§ Work instructions
Repeat each record that follows, keeping it identical.
··· Record extracts ···
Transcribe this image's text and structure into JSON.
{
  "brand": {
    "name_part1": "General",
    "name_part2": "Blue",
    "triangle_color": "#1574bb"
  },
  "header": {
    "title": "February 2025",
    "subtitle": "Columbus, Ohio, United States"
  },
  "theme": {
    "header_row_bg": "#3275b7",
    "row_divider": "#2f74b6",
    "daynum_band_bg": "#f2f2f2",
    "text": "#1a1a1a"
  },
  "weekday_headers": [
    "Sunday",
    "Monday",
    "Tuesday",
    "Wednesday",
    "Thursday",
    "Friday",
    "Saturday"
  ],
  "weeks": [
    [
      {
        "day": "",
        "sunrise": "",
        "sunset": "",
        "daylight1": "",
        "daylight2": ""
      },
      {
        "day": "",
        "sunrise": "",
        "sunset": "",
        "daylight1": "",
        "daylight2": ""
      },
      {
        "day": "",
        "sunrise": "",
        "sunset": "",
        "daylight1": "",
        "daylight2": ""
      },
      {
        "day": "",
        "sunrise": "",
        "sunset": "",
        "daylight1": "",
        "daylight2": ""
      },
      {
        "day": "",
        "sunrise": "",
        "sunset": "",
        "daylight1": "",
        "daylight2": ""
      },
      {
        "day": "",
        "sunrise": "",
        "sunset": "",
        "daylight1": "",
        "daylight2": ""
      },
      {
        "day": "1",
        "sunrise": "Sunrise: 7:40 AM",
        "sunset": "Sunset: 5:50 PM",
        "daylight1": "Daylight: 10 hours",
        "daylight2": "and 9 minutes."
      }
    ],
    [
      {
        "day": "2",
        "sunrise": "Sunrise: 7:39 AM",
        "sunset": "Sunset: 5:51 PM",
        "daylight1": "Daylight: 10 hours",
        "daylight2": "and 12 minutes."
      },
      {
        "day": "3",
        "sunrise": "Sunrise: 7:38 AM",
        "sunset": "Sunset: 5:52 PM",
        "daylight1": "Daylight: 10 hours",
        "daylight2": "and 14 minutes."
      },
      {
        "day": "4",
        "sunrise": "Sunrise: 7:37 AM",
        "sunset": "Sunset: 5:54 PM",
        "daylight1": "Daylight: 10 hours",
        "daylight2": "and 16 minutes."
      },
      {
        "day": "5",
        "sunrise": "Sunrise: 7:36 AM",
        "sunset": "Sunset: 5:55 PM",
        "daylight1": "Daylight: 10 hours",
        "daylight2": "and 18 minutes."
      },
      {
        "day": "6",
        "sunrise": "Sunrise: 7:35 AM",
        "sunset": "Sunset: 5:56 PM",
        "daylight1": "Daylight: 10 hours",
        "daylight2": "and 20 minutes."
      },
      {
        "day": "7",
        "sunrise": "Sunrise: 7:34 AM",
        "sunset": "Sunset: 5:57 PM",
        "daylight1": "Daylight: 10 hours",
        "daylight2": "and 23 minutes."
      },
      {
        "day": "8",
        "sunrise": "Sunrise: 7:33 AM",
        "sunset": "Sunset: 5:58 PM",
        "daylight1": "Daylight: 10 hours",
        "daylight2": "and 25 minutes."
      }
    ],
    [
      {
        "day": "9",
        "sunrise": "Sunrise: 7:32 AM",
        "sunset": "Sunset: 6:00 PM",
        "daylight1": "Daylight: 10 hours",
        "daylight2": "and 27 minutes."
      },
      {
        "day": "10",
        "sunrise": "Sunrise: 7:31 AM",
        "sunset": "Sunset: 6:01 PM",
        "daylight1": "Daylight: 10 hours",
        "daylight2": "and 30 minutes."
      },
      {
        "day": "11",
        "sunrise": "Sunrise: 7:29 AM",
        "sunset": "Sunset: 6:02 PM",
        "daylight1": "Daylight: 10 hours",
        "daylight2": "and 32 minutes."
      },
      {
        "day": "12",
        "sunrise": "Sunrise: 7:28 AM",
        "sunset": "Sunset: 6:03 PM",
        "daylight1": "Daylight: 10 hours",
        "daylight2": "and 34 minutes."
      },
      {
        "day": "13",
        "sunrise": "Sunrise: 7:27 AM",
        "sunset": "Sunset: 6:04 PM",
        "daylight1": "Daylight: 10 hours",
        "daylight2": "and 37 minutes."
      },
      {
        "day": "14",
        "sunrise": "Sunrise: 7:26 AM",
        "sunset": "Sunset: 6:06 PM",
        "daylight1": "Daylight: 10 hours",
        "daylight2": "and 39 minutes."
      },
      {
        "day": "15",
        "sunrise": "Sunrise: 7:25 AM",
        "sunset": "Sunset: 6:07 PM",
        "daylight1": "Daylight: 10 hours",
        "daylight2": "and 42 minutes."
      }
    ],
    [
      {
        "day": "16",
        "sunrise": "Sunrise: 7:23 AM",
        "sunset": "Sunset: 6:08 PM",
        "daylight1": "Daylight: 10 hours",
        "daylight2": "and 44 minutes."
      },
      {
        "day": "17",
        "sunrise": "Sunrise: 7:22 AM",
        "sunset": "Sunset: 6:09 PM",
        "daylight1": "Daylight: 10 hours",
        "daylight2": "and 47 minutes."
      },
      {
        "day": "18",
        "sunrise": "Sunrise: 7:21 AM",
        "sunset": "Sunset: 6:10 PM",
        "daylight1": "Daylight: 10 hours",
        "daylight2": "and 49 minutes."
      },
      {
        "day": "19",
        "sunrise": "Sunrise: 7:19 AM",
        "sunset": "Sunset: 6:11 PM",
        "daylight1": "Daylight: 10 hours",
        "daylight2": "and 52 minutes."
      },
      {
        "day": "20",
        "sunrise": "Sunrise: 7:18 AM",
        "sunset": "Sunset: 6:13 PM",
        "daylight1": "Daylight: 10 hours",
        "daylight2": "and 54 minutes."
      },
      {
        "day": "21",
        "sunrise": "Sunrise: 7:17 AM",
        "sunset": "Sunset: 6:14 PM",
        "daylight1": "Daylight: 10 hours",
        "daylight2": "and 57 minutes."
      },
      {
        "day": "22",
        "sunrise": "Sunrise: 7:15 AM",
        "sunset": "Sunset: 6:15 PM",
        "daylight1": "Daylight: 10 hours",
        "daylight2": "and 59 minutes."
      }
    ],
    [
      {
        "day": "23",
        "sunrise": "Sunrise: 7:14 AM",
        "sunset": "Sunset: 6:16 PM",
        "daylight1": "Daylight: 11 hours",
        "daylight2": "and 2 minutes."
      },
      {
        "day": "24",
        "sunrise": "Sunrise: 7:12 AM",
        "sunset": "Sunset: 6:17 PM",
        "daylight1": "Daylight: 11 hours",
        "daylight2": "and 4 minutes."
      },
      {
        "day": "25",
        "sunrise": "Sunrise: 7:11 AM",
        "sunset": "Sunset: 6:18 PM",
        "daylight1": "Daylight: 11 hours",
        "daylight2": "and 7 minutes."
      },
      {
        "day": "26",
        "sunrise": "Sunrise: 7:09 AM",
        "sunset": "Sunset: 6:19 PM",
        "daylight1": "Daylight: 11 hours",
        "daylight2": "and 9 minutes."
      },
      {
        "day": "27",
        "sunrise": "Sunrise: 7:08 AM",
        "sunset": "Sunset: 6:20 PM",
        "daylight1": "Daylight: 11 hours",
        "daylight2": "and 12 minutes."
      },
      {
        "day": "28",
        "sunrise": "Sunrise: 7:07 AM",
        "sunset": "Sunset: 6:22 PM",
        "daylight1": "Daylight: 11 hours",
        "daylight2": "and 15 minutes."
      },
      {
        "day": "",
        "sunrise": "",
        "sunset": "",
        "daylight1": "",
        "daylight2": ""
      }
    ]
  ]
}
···
§ Exercise output
Transcribe this image's text and structure into JSON.
{
  "brand": {
    "name_part1": "General",
    "name_part2": "Blue",
    "triangle_color": "#1574bb"
  },
  "header": {
    "title": "February 2025",
    "subtitle": "Columbus, Ohio, United States"
  },
  "theme": {
    "header_row_bg": "#3275b7",
    "row_divider": "#2f74b6",
    "daynum_band_bg": "#f2f2f2",
    "text": "#1a1a1a"
  },
  "weekday_headers": [
    "Sunday",
    "Monday",
    "Tuesday",
    "Wednesday",
    "Thursday",
    "Friday",
    "Saturday"
  ],
  "weeks": [
    [
      {
        "day": "",
        "sunrise": "",
        "sunset": "",
        "daylight1": "",
        "daylight2": ""
      },
      {
        "day": "",
        "sunrise": "",
        "sunset": "",
        "daylight1": "",
        "daylight2": ""
      },
      {
        "day": "",
        "sunrise": "",
        "sunset": "",
        "daylight1": "",
        "daylight2": ""
      },
      {
        "day": "",
        "sunrise": "",
        "sunset": "",
        "daylight1": "",
        "daylight2": ""
      },
      {
        "day": "",
        "sunrise": "",
        "sunset": "",
        "daylight1": "",
        "daylight2": ""
      },
      {
        "day": "",
        "sunrise": "",
        "sunset": "",
        "daylight1": "",
        "daylight2": ""
      },
      {
        "day": "1",
        "sunrise": "Sunrise: 7:40 AM",
        "sunset": "Sunset: 5:50 PM",
        "daylight1": "Daylight: 10 hours",
        "daylight2": "and 9 minutes."
      }
    ],
    [
      {
        "day": "2",
        "sunrise": "Sunrise: 7:39 AM",
        "sunset": "Sunset: 5:51 PM",
        "daylight1": "Daylight: 10 hours",
        "daylight2": "and 12 minutes."
      },
      {
        "day": "3",
        "sunrise": "Sunrise: 7:38 AM",
        "sunset": "Sunset: 5:52 PM",
        "daylight1": "Daylight: 10 hours",
        "daylight2": "and 14 minutes."
      },
      {
        "day": "4",
        "sunrise": "Sunrise: 7:37 AM",
        "sunset": "Sunset: 5:54 PM",
        "daylight1": "Daylight: 10 hours",
        "daylight2": "and 16 minutes."
      },
      {
        "day": "5",
        "sunrise": "Sunrise: 7:36 AM",
        "sunset": "Sunset: 5:55 PM",
        "daylight1": "Daylight: 10 hours",
        "daylight2": "and 18 minutes."
      },
      {
        "day": "6",
        "sunrise": "Sunrise: 7:35 AM",
        "sunset": "Sunset: 5:56 PM",
        "daylight1": "Daylight: 10 hours",
        "daylight2": "and 20 minutes."
      },
      {
        "day": "7",
        "sunrise": "Sunrise: 7:34 AM",
        "sunset": "Sunset: 5:57 PM",
        "daylight1": "Daylight: 10 hours",
        "daylight2": "and 23 minutes."
      },
      {
        "day": "8",
        "sunrise": "Sunrise: 7:33 AM",
        "sunset": "Sunset: 5:58 PM",
        "daylight1": "Daylight: 10 hours",
        "daylight2": "and 25 minutes."
      }
    ],
    [
      {
        "day": "9",
        "sunrise": "Sunrise: 7:32 AM",
        "sunset": "Sunset: 6:00 PM",
        "daylight1": "Daylight: 10 hours",
        "daylight2": "and 27 minutes."
      },
      {
        "day": "10",
        "sunrise": "Sunrise: 7:31 AM",
        "sunset": "Sunset: 6:01 PM",
        "daylight1": "Daylight: 10 hours",
        "daylight2": "and 30 minutes."
      },
      {
        "day": "11",
        "sunrise": "Sunrise: 7:29 AM",
        "sunset": "Sunset: 6:02 PM",
        "daylight1": "Daylight: 10 hours",
        "daylight2": "and 32 minutes."
      },
      {
        "day": "12",
        "sunrise": "Sunrise: 7:28 AM",
        "sunset": "Sunset: 6:03 PM",
        "daylight1": "Daylight: 10 hours",
        "daylight2": "and 34 minutes."
      },
      {
        "day": "13",
        "sunrise": "Sunrise: 7:27 AM",
        "sunset": "Sunset: 6:04 PM",
        "daylight1": "Daylight: 10 hours",
        "daylight2": "and 37 minutes."
      },
      {
        "day": "14",
        "sunrise": "Sunrise: 7:26 AM",
        "sunset": "Sunset: 6:06 PM",
        "daylight1": "Daylight: 10 hours",
        "daylight2": "and 39 minutes."
      },
      {
        "day": "15",
        "sunrise": "Sunrise: 7:25 AM",
        "sunset": "Sunset: 6:07 PM",
        "daylight1": "Daylight: 10 hours",
        "daylight2": "and 42 minutes."
      }
    ],
    [
      {
        "day": "16",
        "sunrise": "Sunrise: 7:23 AM",
        "sunset": "Sunset: 6:08 PM",
        "daylight1": "Daylight: 10 hours",
        "daylight2": "and 44 minutes."
      },
      {
        "day": "17",
        "sunrise": "Sunrise: 7:22 AM",
        "sunset": "Sunset: 6:09 PM",
        "daylight1": "Daylight: 10 hours",
        "daylight2": "and 47 minutes."
      },
      {
        "day": "18",
        "sunrise": "Sunrise: 7:21 AM",
        "sunset": "Sunset: 6:10 PM",
        "daylight1": "Daylight: 10 hours",
        "daylight2": "and 49 minutes."
      },
      {
        "day": "19",
        "sunrise": "Sunrise: 7:19 AM",
        "sunset": "Sunset: 6:11 PM",
        "daylight1": "Daylight: 10 hours",
        "daylight2": "and 52 minutes."
      },
      {
        "day": "20",
        "sunrise": "Sunrise: 7:18 AM",
        "sunset": "Sunset: 6:13 PM",
        "daylight1": "Daylight: 10 hours",
        "daylight2": "and 54 minutes."
      },
      {
        "day": "21",
        "sunrise": "Sunrise: 7:17 AM",
        "sunset": "Sunset: 6:14 PM",
        "daylight1": "Daylight: 10 hours",
        "daylight2": "and 57 minutes."
      },
      {
        "day": "22",
        "sunrise": "Sunrise: 7:15 AM",
        "sunset": "Sunset: 6:15 PM",
        "daylight1": "Daylight: 10 hours",
        "daylight2": "and 59 minutes."
      }
    ],
    [
      {
        "day": "23",
        "sunrise": "Sunrise: 7:14 AM",
        "sunset": "Sunset: 6:16 PM",
        "daylight1": "Daylight: 11 hours",
        "daylight2": "and 2 minutes."
      },
      {
        "day": "24",
        "sunrise": "Sunrise: 7:12 AM",
        "sunset": "Sunset: 6:17 PM",
        "daylight1": "Daylight: 11 hours",
        "daylight2": "and 4 minutes."
      },
      {
        "day": "25",
        "sunrise": "Sunrise: 7:11 AM",
        "sunset": "Sunset: 6:18 PM",
        "daylight1": "Daylight: 11 hours",
        "daylight2": "and 7 minutes."
      },
      {
        "day": "26",
        "sunrise": "Sunrise: 7:09 AM",
        "sunset": "Sunset: 6:19 PM",
        "daylight1": "Daylight: 11 hours",
        "daylight2": "and 9 minutes."
      },
      {
        "day": "27",
        "sunrise": "Sunrise: 7:08 AM",
        "sunset": "Sunset: 6:20 PM",
        "daylight1": "Daylight: 11 hours",
        "daylight2": "and 12 minutes."
      },
      {
        "day": "28",
        "sunrise": "Sunrise: 7:07 AM",
        "sunset": "Sunset: 6:22 PM",
        "daylight1": "Daylight: 11 hours",
        "daylight2": "and 15 minutes."
      },
      {
        "day": "",
        "sunrise": "",
        "sunset": "",
        "daylight1": "",
        "daylight2": ""
      }
    ]
  ]
}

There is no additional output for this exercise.